What’s civet in Norwegian?
Words about words
M. MICHAEL BRADY
Around the world, the everyday vernacular has acquired words to describe the diseases of the ongoing pandemic. The pandemic is one of three sorts of disease caused by human coronaviruses, so named for the crown-like spikes on their surfaces and first identified in the mid-1960s. Hence, the descriptive words are mostly new. The diseases come from animals, so the new words are those of the lingo of zoonosis, the study of diseases of animals communicable to humans.
English and Norwegian share a common heritage as Germanic languages, so most of the new words are of Old Norse or Latin heritage. But the English word civet is an exception. It’s a relatively recent addition to English, first mentioned in 1532 in the “Calendar of State Papers” of the reign of King Henry VIII. The mention is brief, just that a “beast called a civet” was among the New Year’s gifts to the king.
A civet is a carnivorous quadruped of the central African species Viverra civetta, a member of the Viverridae family of small to medium-sized mammals known for the musky scent they produce.
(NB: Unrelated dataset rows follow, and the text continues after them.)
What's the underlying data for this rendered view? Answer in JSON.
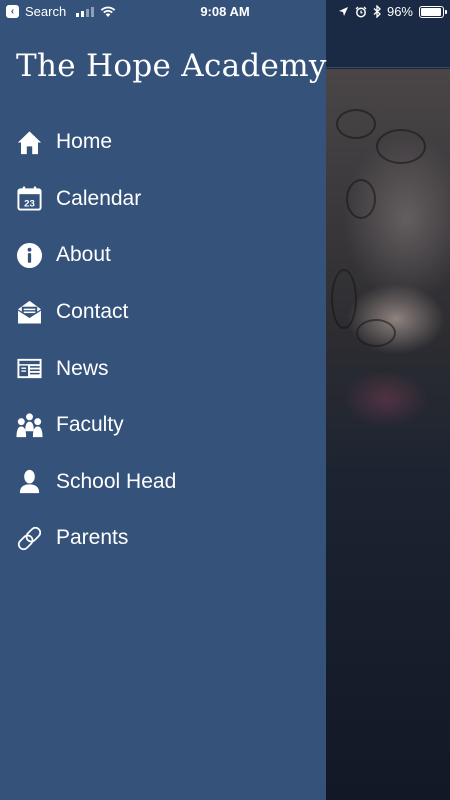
{
  "status_bar": {
    "back_label": "Search",
    "time": "9:08 AM",
    "battery": "96%",
    "battery_level": 0.96
  },
  "background": {
    "header_title_fragment": "y"
  },
  "drawer": {
    "title": "The Hope Academy",
    "items": [
      {
        "label": "Home",
        "icon": "home-icon"
      },
      {
        "label": "Calendar",
        "icon": "calendar-icon",
        "icon_text": "23"
      },
      {
        "label": "About",
        "icon": "info-icon"
      },
      {
        "label": "Contact",
        "icon": "envelope-icon"
      },
      {
        "label": "News",
        "icon": "newspaper-icon"
      },
      {
        "label": "Faculty",
        "icon": "people-icon"
      },
      {
        "label": "School Head",
        "icon": "person-icon"
      },
      {
        "label": "Parents",
        "icon": "link-icon"
      }
    ]
  }
}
It was the intermediate host that carried the SARS-CoV virus from bats to humans, the cause of the Severe Acute Respiratory Syndrome (SARS) disease of 2002-2004.
The camel is the intermediate host that carries the MERS-CoV virus from bats to humans, the cause of the Middle East Respiratory Syndrome (MERS) disease first identified in 2012. It still exists, because people and camels still interact.
The intermediate host that carries the COVID-19 virus from bats to humans, the cause of the ongoing pandemic, was first recognized in 2019-2020 and has yet to be identified.
The word civet is not in any contemporary bilingual Norwegian-English dictionary. That lack is overcome via Latin. In Norwegian, the Viverridae family is known as snikekattfamilien, literally, “the stink cat family.” So in Norwegian, a civet is a snikekatt.
This article originally appeared in the June 12, 2020, issue of The Norwegian American.